-- Data supplied follows --

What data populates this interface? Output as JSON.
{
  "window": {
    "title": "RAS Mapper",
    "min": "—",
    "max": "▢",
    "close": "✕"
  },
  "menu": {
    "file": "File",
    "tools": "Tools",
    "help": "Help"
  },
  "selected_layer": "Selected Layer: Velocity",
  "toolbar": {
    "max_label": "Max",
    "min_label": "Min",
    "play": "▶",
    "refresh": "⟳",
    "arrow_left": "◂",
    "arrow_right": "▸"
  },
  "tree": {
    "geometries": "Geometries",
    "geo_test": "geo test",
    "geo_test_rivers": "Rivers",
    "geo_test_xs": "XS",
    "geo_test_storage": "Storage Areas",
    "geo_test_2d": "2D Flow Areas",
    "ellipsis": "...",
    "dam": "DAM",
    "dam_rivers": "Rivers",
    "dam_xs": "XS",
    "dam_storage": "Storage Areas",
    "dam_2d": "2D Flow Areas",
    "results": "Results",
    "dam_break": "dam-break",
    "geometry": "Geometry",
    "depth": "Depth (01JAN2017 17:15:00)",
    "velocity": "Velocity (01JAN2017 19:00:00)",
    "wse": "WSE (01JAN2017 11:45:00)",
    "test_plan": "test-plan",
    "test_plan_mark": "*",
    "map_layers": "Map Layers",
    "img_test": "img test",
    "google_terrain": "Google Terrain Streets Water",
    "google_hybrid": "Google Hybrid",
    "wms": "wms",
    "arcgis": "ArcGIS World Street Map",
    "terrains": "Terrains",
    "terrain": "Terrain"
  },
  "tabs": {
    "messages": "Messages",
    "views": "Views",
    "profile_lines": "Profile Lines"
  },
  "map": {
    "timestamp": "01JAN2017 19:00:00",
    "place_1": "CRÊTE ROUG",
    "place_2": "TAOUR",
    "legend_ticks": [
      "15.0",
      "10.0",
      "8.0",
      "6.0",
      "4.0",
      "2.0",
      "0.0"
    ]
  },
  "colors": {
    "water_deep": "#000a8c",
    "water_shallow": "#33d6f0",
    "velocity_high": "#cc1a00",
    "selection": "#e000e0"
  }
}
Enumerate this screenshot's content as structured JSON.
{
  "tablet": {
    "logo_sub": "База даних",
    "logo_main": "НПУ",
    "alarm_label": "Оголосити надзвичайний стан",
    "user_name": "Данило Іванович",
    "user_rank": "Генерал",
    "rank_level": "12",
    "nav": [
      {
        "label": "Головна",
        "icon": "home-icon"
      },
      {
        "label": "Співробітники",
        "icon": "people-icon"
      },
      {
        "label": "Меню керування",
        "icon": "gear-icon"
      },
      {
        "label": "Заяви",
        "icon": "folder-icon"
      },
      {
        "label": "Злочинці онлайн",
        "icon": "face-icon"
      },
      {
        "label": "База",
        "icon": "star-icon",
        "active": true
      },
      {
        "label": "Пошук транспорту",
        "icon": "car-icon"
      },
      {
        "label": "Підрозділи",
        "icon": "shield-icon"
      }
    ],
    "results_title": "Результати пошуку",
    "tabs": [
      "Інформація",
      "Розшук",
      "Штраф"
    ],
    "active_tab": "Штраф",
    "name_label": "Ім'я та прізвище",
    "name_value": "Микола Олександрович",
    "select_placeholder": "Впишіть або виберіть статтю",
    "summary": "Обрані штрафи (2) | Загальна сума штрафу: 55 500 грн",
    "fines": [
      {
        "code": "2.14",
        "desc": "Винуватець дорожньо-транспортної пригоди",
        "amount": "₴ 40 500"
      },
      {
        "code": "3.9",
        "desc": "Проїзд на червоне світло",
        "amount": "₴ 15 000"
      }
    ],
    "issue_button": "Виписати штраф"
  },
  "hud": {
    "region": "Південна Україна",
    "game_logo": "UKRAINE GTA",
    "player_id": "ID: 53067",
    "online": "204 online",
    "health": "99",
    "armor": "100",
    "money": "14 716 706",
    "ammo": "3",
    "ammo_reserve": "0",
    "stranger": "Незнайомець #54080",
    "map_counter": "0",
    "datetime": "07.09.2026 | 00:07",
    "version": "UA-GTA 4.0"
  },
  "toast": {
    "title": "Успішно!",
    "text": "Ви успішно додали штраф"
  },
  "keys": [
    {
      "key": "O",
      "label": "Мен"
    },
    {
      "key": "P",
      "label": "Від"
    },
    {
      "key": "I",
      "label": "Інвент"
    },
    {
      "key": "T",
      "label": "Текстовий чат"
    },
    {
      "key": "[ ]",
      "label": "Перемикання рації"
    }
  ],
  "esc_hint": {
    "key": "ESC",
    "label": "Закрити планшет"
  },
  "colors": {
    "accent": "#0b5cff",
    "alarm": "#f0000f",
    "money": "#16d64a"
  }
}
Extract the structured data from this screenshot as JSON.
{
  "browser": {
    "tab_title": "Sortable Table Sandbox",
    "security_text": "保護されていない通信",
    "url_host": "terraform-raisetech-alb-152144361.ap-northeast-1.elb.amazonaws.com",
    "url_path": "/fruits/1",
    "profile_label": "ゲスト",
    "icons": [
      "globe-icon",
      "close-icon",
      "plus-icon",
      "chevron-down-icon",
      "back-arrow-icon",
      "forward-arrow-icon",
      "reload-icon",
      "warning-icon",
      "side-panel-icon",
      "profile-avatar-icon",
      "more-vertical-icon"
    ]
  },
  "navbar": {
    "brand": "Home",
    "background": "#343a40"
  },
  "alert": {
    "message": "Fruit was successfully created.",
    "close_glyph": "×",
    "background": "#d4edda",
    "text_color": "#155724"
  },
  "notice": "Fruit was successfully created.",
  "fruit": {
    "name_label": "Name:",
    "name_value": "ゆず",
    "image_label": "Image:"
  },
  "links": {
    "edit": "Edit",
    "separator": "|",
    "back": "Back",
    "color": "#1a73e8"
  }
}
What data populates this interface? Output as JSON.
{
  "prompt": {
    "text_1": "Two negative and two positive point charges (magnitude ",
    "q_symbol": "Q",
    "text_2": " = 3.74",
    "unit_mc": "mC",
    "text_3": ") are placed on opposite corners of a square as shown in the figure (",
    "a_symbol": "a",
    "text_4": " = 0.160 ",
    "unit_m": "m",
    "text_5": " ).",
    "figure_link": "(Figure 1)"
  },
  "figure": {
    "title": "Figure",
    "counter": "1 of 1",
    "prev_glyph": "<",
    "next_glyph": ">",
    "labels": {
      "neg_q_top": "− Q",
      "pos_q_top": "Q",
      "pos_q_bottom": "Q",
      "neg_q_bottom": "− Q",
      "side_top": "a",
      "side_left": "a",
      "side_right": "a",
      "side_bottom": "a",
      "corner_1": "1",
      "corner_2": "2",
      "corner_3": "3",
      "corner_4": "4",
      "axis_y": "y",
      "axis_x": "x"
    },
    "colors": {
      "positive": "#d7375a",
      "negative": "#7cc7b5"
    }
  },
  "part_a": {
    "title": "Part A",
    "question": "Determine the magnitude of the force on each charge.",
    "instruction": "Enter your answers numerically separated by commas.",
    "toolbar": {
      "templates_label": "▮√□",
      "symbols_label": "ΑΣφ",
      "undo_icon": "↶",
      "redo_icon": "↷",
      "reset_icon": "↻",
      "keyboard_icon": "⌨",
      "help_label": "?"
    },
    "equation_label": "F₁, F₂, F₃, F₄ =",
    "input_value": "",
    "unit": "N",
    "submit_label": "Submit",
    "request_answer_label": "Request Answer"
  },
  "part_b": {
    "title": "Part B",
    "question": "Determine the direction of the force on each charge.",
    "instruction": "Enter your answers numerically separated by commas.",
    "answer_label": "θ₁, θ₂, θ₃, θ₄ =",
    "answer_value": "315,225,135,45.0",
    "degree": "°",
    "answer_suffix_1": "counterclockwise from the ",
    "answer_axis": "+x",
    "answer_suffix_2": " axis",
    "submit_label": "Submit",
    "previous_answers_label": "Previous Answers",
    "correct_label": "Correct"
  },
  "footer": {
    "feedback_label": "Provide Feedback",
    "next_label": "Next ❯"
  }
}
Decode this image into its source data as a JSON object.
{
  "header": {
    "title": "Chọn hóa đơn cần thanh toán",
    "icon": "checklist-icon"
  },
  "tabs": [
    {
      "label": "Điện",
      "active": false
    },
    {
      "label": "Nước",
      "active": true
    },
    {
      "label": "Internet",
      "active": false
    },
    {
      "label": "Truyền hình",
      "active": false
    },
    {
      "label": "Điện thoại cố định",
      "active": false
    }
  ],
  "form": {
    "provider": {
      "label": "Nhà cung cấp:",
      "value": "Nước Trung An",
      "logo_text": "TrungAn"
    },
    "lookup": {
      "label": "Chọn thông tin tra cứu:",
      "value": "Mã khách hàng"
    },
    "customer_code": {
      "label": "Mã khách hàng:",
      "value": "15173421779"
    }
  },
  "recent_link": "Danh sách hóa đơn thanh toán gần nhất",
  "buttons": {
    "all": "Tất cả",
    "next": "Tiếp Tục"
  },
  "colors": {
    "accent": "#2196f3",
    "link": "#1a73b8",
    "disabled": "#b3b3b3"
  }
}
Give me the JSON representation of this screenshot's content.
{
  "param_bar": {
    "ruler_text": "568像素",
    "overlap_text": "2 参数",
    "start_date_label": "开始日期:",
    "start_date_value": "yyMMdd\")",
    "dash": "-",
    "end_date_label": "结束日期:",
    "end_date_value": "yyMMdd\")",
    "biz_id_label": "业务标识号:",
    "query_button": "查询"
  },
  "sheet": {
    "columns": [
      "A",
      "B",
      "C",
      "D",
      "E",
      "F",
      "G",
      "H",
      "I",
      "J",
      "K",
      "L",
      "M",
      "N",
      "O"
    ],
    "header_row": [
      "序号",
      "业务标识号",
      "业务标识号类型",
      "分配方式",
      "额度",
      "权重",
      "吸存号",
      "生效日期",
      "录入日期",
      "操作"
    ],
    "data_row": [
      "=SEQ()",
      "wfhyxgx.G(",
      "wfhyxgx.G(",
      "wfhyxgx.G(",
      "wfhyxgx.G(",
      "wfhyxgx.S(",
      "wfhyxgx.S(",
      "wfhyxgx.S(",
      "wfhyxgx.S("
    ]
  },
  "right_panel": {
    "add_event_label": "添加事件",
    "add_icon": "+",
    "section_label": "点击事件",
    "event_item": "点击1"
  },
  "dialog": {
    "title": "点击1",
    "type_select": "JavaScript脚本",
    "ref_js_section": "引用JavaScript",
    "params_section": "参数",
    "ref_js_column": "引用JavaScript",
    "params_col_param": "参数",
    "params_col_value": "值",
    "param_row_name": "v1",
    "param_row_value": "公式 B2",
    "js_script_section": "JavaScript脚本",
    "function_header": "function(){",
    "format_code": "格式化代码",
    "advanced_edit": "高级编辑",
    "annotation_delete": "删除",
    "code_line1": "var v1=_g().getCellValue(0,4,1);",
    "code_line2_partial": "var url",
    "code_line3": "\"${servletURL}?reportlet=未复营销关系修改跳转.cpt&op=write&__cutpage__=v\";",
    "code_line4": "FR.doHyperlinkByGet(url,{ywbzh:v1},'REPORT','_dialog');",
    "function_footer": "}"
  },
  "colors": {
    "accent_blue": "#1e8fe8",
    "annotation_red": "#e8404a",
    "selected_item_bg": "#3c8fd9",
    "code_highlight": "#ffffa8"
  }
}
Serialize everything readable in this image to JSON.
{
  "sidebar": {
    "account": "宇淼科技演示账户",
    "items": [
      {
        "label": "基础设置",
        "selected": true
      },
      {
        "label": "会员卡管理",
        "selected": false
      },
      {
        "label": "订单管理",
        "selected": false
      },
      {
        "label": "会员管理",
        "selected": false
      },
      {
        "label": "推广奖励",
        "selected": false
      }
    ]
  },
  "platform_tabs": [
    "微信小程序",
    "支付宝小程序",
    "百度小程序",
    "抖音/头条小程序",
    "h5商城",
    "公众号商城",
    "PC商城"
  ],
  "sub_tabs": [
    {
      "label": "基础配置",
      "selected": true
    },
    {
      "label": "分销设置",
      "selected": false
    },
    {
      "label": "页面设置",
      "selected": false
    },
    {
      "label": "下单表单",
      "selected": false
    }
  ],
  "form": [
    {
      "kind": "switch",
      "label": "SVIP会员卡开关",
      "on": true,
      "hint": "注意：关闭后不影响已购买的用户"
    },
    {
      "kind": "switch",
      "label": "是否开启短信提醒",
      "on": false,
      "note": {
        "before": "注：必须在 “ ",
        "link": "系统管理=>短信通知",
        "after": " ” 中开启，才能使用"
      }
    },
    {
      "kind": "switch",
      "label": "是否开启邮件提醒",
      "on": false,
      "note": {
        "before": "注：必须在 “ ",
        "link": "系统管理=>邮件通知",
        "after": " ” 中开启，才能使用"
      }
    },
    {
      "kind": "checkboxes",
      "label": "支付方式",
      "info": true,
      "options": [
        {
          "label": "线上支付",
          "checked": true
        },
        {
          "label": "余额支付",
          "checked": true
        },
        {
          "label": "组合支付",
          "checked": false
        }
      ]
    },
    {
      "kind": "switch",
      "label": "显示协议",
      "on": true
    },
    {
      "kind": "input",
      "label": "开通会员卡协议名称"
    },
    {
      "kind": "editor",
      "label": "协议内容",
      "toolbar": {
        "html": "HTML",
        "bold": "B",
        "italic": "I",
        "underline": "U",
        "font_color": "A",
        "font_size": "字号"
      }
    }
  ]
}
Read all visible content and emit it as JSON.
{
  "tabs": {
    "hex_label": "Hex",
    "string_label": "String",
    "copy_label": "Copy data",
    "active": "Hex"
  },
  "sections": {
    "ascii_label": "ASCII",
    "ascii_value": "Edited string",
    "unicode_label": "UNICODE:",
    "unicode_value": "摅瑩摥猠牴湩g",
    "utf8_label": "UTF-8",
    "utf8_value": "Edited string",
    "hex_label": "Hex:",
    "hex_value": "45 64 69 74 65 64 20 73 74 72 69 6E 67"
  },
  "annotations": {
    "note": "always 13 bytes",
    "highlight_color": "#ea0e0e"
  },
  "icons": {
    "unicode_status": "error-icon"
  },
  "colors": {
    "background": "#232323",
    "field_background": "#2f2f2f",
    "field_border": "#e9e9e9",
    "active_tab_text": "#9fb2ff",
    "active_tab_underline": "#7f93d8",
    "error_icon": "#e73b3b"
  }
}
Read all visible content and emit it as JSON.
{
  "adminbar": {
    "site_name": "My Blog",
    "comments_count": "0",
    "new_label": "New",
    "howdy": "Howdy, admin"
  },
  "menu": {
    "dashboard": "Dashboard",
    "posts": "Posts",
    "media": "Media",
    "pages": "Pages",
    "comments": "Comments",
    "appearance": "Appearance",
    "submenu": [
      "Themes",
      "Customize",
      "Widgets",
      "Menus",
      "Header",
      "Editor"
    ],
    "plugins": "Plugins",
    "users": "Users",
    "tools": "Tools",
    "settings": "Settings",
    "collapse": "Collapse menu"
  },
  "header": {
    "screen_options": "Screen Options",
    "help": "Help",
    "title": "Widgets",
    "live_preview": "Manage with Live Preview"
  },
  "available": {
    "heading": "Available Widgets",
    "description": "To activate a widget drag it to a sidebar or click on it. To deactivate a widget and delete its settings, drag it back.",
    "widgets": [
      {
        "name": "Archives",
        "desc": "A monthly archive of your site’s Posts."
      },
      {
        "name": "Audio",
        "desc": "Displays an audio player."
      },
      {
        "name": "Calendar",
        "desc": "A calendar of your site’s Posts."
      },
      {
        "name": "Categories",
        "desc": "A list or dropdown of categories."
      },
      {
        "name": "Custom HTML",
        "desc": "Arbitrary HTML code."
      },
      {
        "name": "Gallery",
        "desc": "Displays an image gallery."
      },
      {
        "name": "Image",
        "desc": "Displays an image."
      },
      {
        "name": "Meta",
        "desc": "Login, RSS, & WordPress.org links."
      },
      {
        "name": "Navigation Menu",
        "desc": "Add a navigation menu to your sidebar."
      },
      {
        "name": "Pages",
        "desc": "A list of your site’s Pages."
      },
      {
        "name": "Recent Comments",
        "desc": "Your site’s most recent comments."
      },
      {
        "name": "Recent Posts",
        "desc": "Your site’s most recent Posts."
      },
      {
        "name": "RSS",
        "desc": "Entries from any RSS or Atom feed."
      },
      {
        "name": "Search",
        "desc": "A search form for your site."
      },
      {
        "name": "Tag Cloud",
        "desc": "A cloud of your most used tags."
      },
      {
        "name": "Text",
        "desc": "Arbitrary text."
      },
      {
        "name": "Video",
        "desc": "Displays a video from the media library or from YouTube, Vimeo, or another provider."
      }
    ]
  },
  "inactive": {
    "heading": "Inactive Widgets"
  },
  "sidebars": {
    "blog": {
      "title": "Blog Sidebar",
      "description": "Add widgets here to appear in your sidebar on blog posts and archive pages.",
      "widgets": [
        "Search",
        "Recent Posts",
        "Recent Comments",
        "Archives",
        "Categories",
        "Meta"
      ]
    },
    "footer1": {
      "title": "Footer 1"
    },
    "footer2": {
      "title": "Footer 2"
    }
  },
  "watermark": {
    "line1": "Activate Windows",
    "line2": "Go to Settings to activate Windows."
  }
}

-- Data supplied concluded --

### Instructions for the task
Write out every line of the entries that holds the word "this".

### Task result
What data populates this interface? Output as JSON.
Enumerate this screenshot's content as structured JSON.
Extract the structured data from this screenshot as JSON.
What data populates this interface? Output as JSON.
Decode this image into its source data as a JSON object.
Give me the JSON representation of this screenshot's content.
Serialize everything readable in this image to JSON.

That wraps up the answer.